Lesson 6: Know Your Purpose and Plan

Set clear goals, objectives, and worship expectations for each musical area in your worship service. Create a ministry mission and vision that supports the overarching church mission and vision. Make sure you have a plan with expectations and proper guidelines for the entire liturgy, including prayer, scripture reading, baptisms, congregational singing, altar calls, announcements, etc. Also develop guidelines and expectations for the praise teams, choirs, special music singers, appeal singers, response songs, musicians, etc. Communicate this information to your worship participants in advance and make sure they are clear on what is expected during the worship service. This purposeful planning will help to reduce miscommunications and misunderstandings. Smooth worship flow will be enhanced, and all participants will have a clear knowledge of their role in designing a Christ-centered worship experience.

Lesson 7: Know Your Craft

Know how to hone your craft. Constantly improve the musical skills for yourself and your ministry team members. Find ways to enhance and improve your musicianship. Seek to be skillful and always strive for godly excellence (1 Chron. 25:7; Ps. 33:3; Ps. 150:2). Continue to improve your leadership, organizational, administrative, public speaking, or other types of ministry skills that are necessary to thrive. Good leaders are constant learners.

Be certain your songs communicate the appropriate musical message through both the lyrics and the melodies. Author Calvin Johansson states, “The medium is the message. The medium (music) is not neutral. It is a dynamic force and deserves careful consideration. As a powerful element in singing, the musical medium either colors and reinforces the words or contradicts them.”[vi] Be intentional. Integrate constant discipleship, spiritual growth, and skills training as an essential part of musical worship.
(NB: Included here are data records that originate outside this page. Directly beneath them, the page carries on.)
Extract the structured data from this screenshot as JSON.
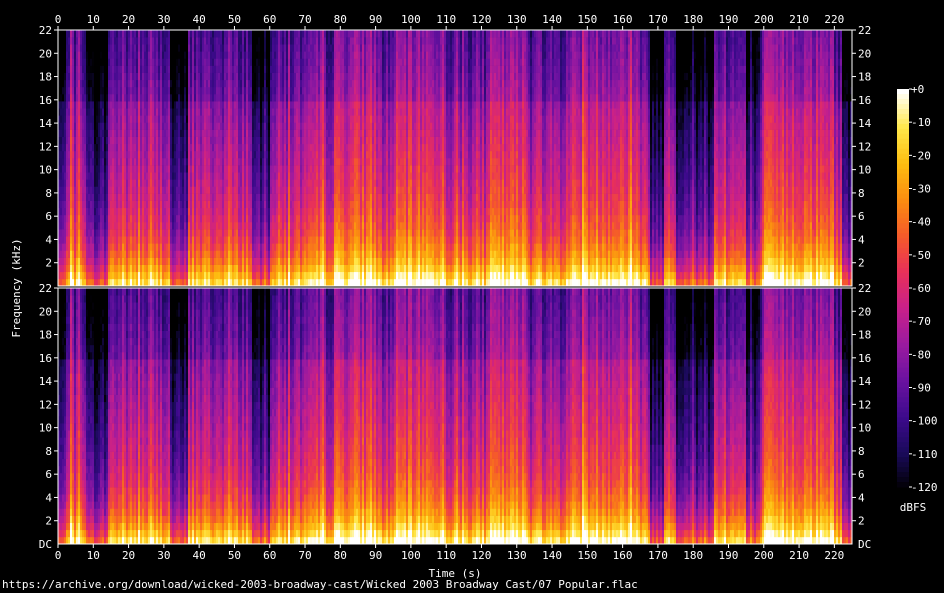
{
  "chart_data": {
    "type": "heatmap",
    "title": "",
    "xlabel": "Time (s)",
    "ylabel": "Frequency (kHz)",
    "xlim": [
      0,
      225
    ],
    "ylim": [
      0,
      22
    ],
    "x_ticks": [
      0,
      10,
      20,
      30,
      40,
      50,
      60,
      70,
      80,
      90,
      100,
      110,
      120,
      130,
      140,
      150,
      160,
      170,
      180,
      190,
      200,
      210,
      220
    ],
    "y_ticks": [
      2,
      4,
      6,
      8,
      10,
      12,
      14,
      16,
      18,
      20,
      22
    ],
    "y_bottom_label": "DC",
    "channels": 2,
    "colorbar": {
      "label": "dBFS",
      "ticks": [
        "+0",
        "-10",
        "-20",
        "-30",
        "-40",
        "-50",
        "-60",
        "-70",
        "-80",
        "-90",
        "-100",
        "-110",
        "-120"
      ],
      "range": [
        -120,
        0
      ],
      "colors": [
        "#000000",
        "#1a0a5a",
        "#3d0a8c",
        "#6a12a0",
        "#9a1aa0",
        "#c8208a",
        "#e8305a",
        "#f55a2a",
        "#fb8c10",
        "#fdbd10",
        "#ffe84a",
        "#ffffff"
      ]
    },
    "energy_profile": {
      "description_free": true,
      "quiet_segments": [
        [
          0,
          2
        ],
        [
          8,
          14
        ],
        [
          32,
          37
        ],
        [
          55,
          60
        ],
        [
          168,
          172
        ],
        [
          175,
          186
        ],
        [
          195,
          199
        ],
        [
          222,
          225
        ]
      ],
      "loud_segments": [
        [
          78,
          90
        ],
        [
          95,
          110
        ],
        [
          122,
          133
        ],
        [
          145,
          165
        ],
        [
          200,
          220
        ]
      ]
    }
  },
  "source_text": "https://archive.org/download/wicked-2003-broadway-cast/Wicked 2003 Broadway Cast/07 Popular.flac"
}
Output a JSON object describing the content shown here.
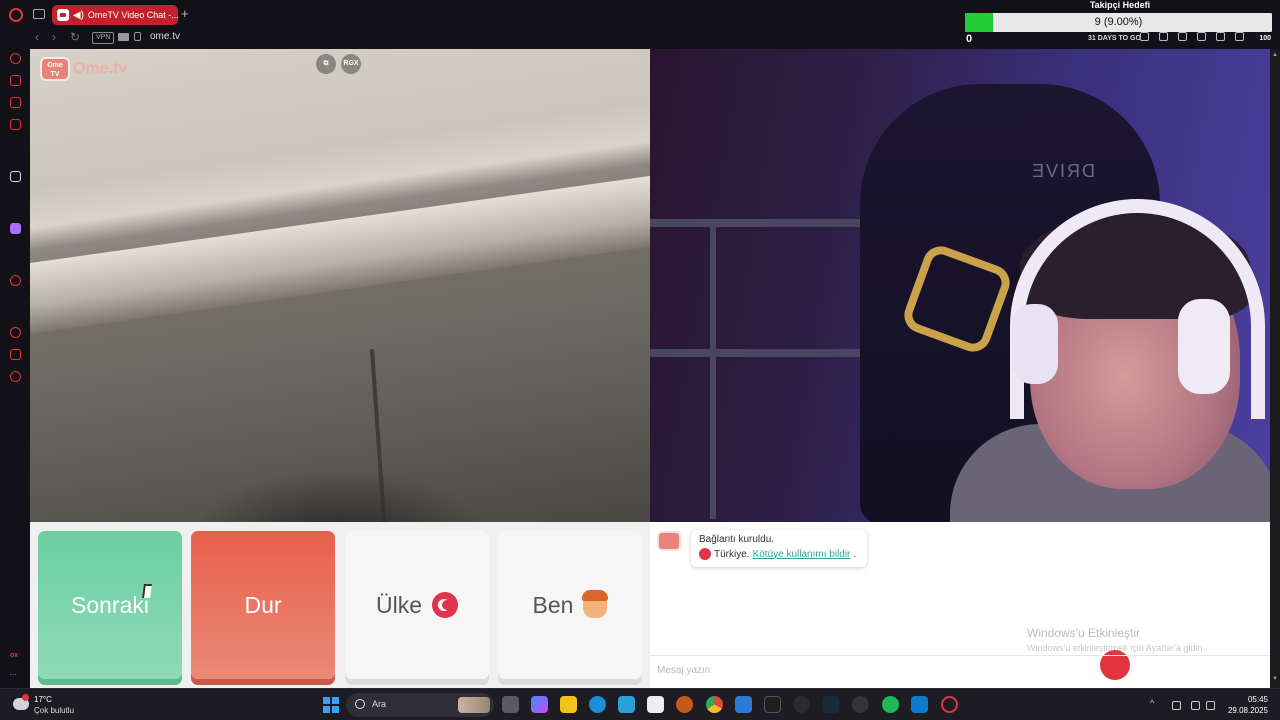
{
  "browser": {
    "tab_title": "OmeTV Video Chat -...",
    "new_tab": "+",
    "vpn_label": "VPN",
    "url": "ome.tv"
  },
  "goal_overlay": {
    "title": "Takipçi Hedefi",
    "progress_text": "9 (9.00%)",
    "progress_fraction": 0.09,
    "min": "0",
    "max": "100",
    "days": "31 DAYS TO GO",
    "fill_color": "#22cc33"
  },
  "sidebar": {
    "bottom_text": "ox"
  },
  "video_left": {
    "logo_box": "Ome TV",
    "logo_text": "Ome.tv",
    "btn_rgx": "RGX"
  },
  "video_right": {
    "chair_text": "DRIVE"
  },
  "controls": {
    "next_label": "Sonraki",
    "stop_label": "Dur",
    "country_label": "Ülke",
    "me_label": "Ben",
    "next_color": "#6ccfa1",
    "stop_color": "#e8604a"
  },
  "chat": {
    "status": "Bağlantı kuruldu.",
    "country": "Türkiye.",
    "report_link": "Kötüye kullanımı bildir",
    "report_suffix": ".",
    "win_activate_title": "Windows'u Etkinleştir",
    "win_activate_sub": "Windows'u etkinleştirmek için Ayarlar'a gidin.",
    "input_placeholder": "Mesaj yazın"
  },
  "taskbar": {
    "temp": "17°C",
    "condition": "Çok bulutlu",
    "search_label": "Ara",
    "time": "05:45",
    "date": "29.08.2025"
  }
}
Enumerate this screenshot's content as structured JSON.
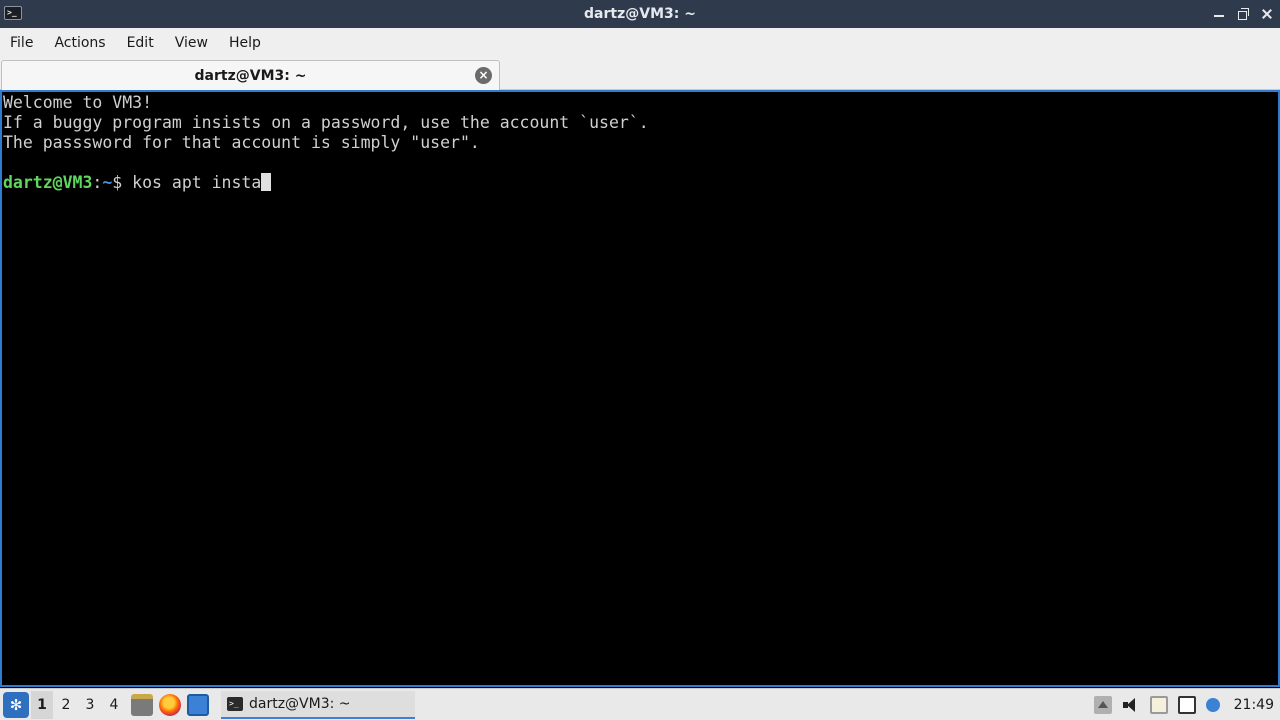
{
  "window": {
    "title": "dartz@VM3: ~",
    "app_icon": "terminal-icon"
  },
  "menu": {
    "items": [
      "File",
      "Actions",
      "Edit",
      "View",
      "Help"
    ]
  },
  "tabs": [
    {
      "label": "dartz@VM3: ~",
      "close_icon": "close-circle-icon"
    }
  ],
  "terminal": {
    "lines": [
      "Welcome to VM3!",
      "If a buggy program insists on a password, use the account `user`.",
      "The passsword for that account is simply \"user\".",
      ""
    ],
    "prompt": {
      "user_host": "dartz@VM3",
      "separator": ":",
      "path": "~",
      "symbol": "$",
      "command": " kos apt insta"
    },
    "colors": {
      "user_host": "#5fd75f",
      "path": "#4d8fd8",
      "text": "#d0d0d0",
      "background": "#000000"
    }
  },
  "taskbar": {
    "desktops": [
      "1",
      "2",
      "3",
      "4"
    ],
    "active_desktop": "1",
    "quick_launch": [
      "files-icon",
      "firefox-icon",
      "desktop-icon"
    ],
    "tasks": [
      {
        "label": "dartz@VM3: ~",
        "icon": "terminal-icon"
      }
    ],
    "tray_icons": [
      "up-arrow-icon",
      "volume-icon",
      "clipboard-icon",
      "network-icon",
      "update-icon"
    ],
    "clock": "21:49"
  }
}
Prepare songs that will support the sermon and orchestrate a worship atmosphere that enhances the gospel.

Once you have implemented these valuable lessons, your corporate praise will be a visible and audible sign of devout worship and adoration to God. As you expand your ministry influence, you will learn that these lessons can be applied to diverse worship environments. As you grow in God’s grace, your volunteer vocation will become a personal and corporate testimony of God’s glory, praise, and power. When you serve the Lord with your talents and your whole heart, your reward will be certain. The impact of your purposeful praise will be undeniable and your volunteer vocation will continue in the house of the Lord and eternally in the halls of heaven.

Cheryl Wilson-Bridges, D.S.L.  serves as the pastor for worship at Sligo Seventh-day Adventist Church.

[i]Scripture quotations marked NLT are taken from the Holy Bible, New Living Translation, copyright © 1996, 2004, 2015 by Tyndale House Foundation. Used by permission of Tyndale House Publishers, Inc., Carol Stream, Illinois 60188. All rights reserved.

[ii] Mark Pierson. The Art of Curating Worship: Reshaping the Role of the Worship Leader (Minneapolis: Spark House Press, 2010), p. 7.

[iii] Ellen G. White, Evangelism (Washington, D.C.: Review and Herald Pub. Assn., 1946), p. 502.

[iv] John MacArthur, Worship the Ultimate Priority (Chicago:  Moody Publishers, 2012), p. 37.

[v] Robert K. Greenleaf, The Servant Leader Within: A Transformative Path (Mahwah, N.J.: Paulist Press, 2003), p. 41.

[vi] Calvin Johansson, Music and Ministry: A Biblical Counterpoint (Peabody, Mass: Hendrickson Publishers, Inc., 1998), p. 57.